(Data records begins)

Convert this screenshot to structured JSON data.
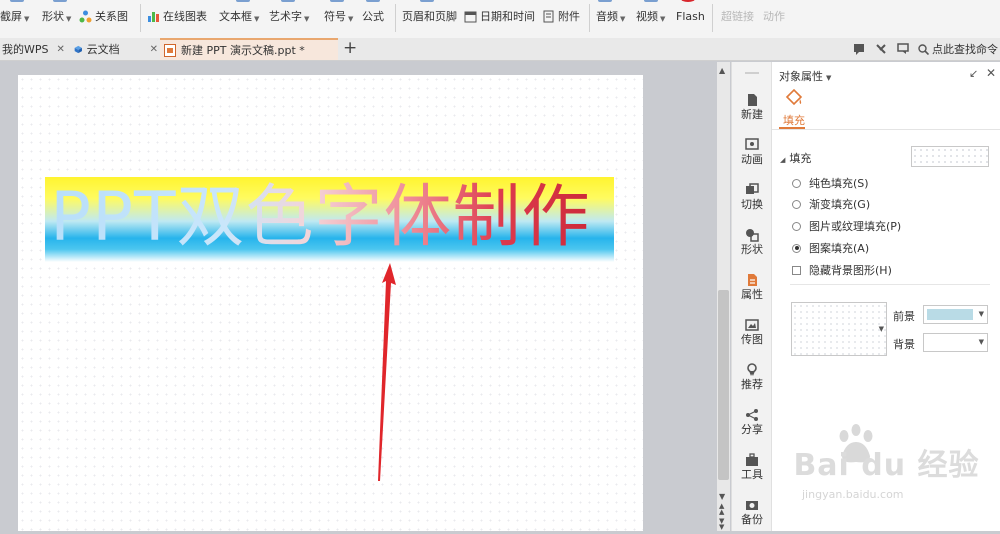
{
  "ribbon": {
    "items": [
      {
        "label": "截屏",
        "caret": true
      },
      {
        "label": "形状",
        "caret": true
      },
      {
        "label": "关系图",
        "caret": false
      },
      {
        "label": "在线图表",
        "caret": false
      },
      {
        "label": "文本框",
        "caret": true
      },
      {
        "label": "艺术字",
        "caret": true
      },
      {
        "label": "符号",
        "caret": true
      },
      {
        "label": "公式",
        "caret": false
      },
      {
        "label": "页眉和页脚",
        "caret": false
      },
      {
        "label": "日期和时间",
        "caret": false
      },
      {
        "label": "附件",
        "caret": false
      },
      {
        "label": "音频",
        "caret": true
      },
      {
        "label": "视频",
        "caret": true
      },
      {
        "label": "Flash",
        "caret": false
      },
      {
        "label": "超链接",
        "caret": false
      },
      {
        "label": "动作",
        "caret": false
      }
    ],
    "search_label": "点此查找命令"
  },
  "tabs": [
    {
      "label": "我的WPS"
    },
    {
      "label": "云文档"
    },
    {
      "label": "新建 PPT 演示文稿.ppt *"
    }
  ],
  "slide": {
    "wordart_text": "PPT双色字体制作"
  },
  "sidebar": {
    "items": [
      {
        "label": "新建"
      },
      {
        "label": "动画"
      },
      {
        "label": "切换"
      },
      {
        "label": "形状"
      },
      {
        "label": "属性"
      },
      {
        "label": "传图"
      },
      {
        "label": "推荐"
      },
      {
        "label": "分享"
      },
      {
        "label": "工具"
      },
      {
        "label": "备份"
      }
    ]
  },
  "panel": {
    "title": "对象属性",
    "tab_label": "填充",
    "section_label": "填充",
    "options": [
      {
        "label": "纯色填充(S)",
        "selected": false
      },
      {
        "label": "渐变填充(G)",
        "selected": false
      },
      {
        "label": "图片或纹理填充(P)",
        "selected": false
      },
      {
        "label": "图案填充(A)",
        "selected": true
      }
    ],
    "hide_bg_label": "隐藏背景图形(H)",
    "foreground_label": "前景",
    "background_label": "背景",
    "foreground_color": "#b9dbe6"
  },
  "watermark": {
    "brand": "Bai du 经验",
    "url": "jingyan.baidu.com"
  }
}
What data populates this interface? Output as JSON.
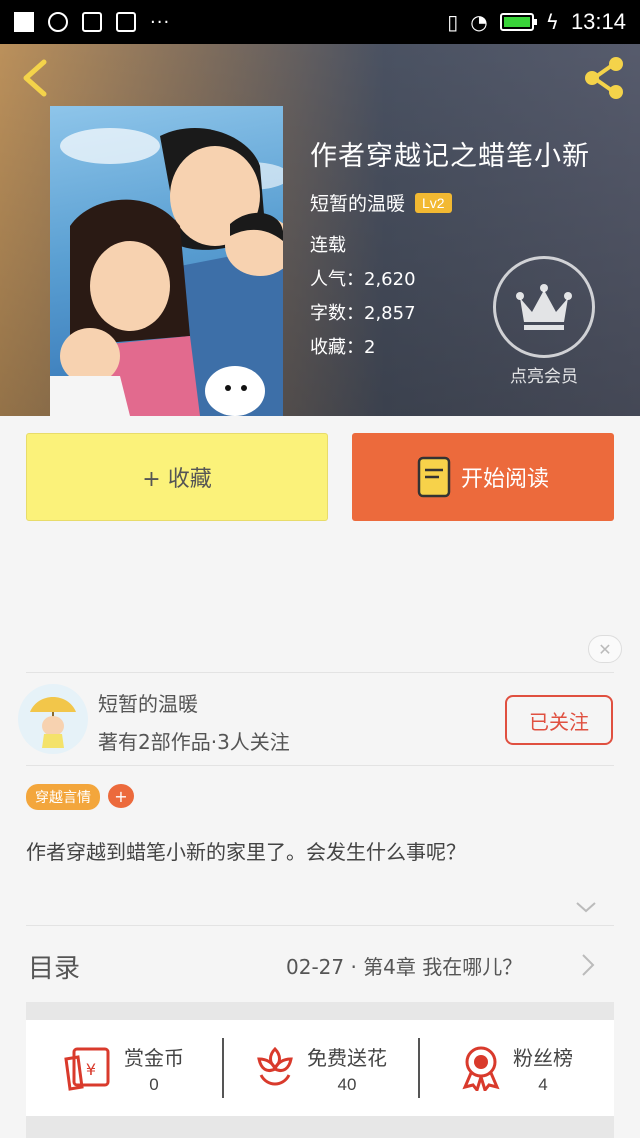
{
  "status_bar": {
    "time": "13:14"
  },
  "book": {
    "title": "作者穿越记之蜡笔小新",
    "author": "短暂的温暖",
    "level": "Lv2",
    "status": "连载",
    "popularity": "人气：2,620",
    "word_count": "字数：2,857",
    "favorites": "收藏：2",
    "vip_label": "点亮会员"
  },
  "actions": {
    "collect_label": "+ 收藏",
    "read_label": "开始阅读"
  },
  "author_card": {
    "name": "短暂的温暖",
    "stats": "著有2部作品·3人关注",
    "follow_label": "已关注"
  },
  "tags": [
    "穿越言情"
  ],
  "tag_add": "+",
  "description": "作者穿越到蜡笔小新的家里了。会发生什么事呢？",
  "toc": {
    "label": "目录",
    "latest": "02-27 · 第4章 我在哪儿？"
  },
  "bottom_stats": [
    {
      "label": "赏金币",
      "value": "0",
      "icon": "red-envelope-icon"
    },
    {
      "label": "免费送花",
      "value": "40",
      "icon": "flower-icon"
    },
    {
      "label": "粉丝榜",
      "value": "4",
      "icon": "medal-icon"
    }
  ],
  "colors": {
    "accent_orange": "#ec6a3c",
    "collect_yellow": "#fbf27a",
    "follow_red": "#e05040",
    "tag_orange": "#f3a63c",
    "level_badge": "#f2b932"
  }
}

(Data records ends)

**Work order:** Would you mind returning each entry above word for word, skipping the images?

**Response to the task:**
Convert this screenshot to structured JSON data.
{
  "ribbon": {
    "items": [
      {
        "label": "截屏",
        "caret": true
      },
      {
        "label": "形状",
        "caret": true
      },
      {
        "label": "关系图",
        "caret": false
      },
      {
        "label": "在线图表",
        "caret": false
      },
      {
        "label": "文本框",
        "caret": true
      },
      {
        "label": "艺术字",
        "caret": true
      },
      {
        "label": "符号",
        "caret": true
      },
      {
        "label": "公式",
        "caret": false
      },
      {
        "label": "页眉和页脚",
        "caret": false
      },
      {
        "label": "日期和时间",
        "caret": false
      },
      {
        "label": "附件",
        "caret": false
      },
      {
        "label": "音频",
        "caret": true
      },
      {
        "label": "视频",
        "caret": true
      },
      {
        "label": "Flash",
        "caret": false
      },
      {
        "label": "超链接",
        "caret": false
      },
      {
        "label": "动作",
        "caret": false
      }
    ],
    "search_label": "点此查找命令"
  },
  "tabs": [
    {
      "label": "我的WPS"
    },
    {
      "label": "云文档"
    },
    {
      "label": "新建 PPT 演示文稿.ppt *"
    }
  ],
  "slide": {
    "wordart_text": "PPT双色字体制作"
  },
  "sidebar": {
    "items": [
      {
        "label": "新建"
      },
      {
        "label": "动画"
      },
      {
        "label": "切换"
      },
      {
        "label": "形状"
      },
      {
        "label": "属性"
      },
      {
        "label": "传图"
      },
      {
        "label": "推荐"
      },
      {
        "label": "分享"
      },
      {
        "label": "工具"
      },
      {
        "label": "备份"
      }
    ]
  },
  "panel": {
    "title": "对象属性",
    "tab_label": "填充",
    "section_label": "填充",
    "options": [
      {
        "label": "纯色填充(S)",
        "selected": false
      },
      {
        "label": "渐变填充(G)",
        "selected": false
      },
      {
        "label": "图片或纹理填充(P)",
        "selected": false
      },
      {
        "label": "图案填充(A)",
        "selected": true
      }
    ],
    "hide_bg_label": "隐藏背景图形(H)",
    "foreground_label": "前景",
    "background_label": "背景",
    "foreground_color": "#b9dbe6"
  },
  "watermark": {
    "brand": "Bai du 经验",
    "url": "jingyan.baidu.com"
  }
}
What data populates this interface? Output as JSON.
{
  "status_bar": {
    "time": "13:14"
  },
  "book": {
    "title": "作者穿越记之蜡笔小新",
    "author": "短暂的温暖",
    "level": "Lv2",
    "status": "连载",
    "popularity": "人气：2,620",
    "word_count": "字数：2,857",
    "favorites": "收藏：2",
    "vip_label": "点亮会员"
  },
  "actions": {
    "collect_label": "+ 收藏",
    "read_label": "开始阅读"
  },
  "author_card": {
    "name": "短暂的温暖",
    "stats": "著有2部作品·3人关注",
    "follow_label": "已关注"
  },
  "tags": [
    "穿越言情"
  ],
  "tag_add": "+",
  "description": "作者穿越到蜡笔小新的家里了。会发生什么事呢？",
  "toc": {
    "label": "目录",
    "latest": "02-27 · 第4章 我在哪儿？"
  },
  "bottom_stats": [
    {
      "label": "赏金币",
      "value": "0",
      "icon": "red-envelope-icon"
    },
    {
      "label": "免费送花",
      "value": "40",
      "icon": "flower-icon"
    },
    {
      "label": "粉丝榜",
      "value": "4",
      "icon": "medal-icon"
    }
  ],
  "colors": {
    "accent_orange": "#ec6a3c",
    "collect_yellow": "#fbf27a",
    "follow_red": "#e05040",
    "tag_orange": "#f3a63c",
    "level_badge": "#f2b932"
  }
}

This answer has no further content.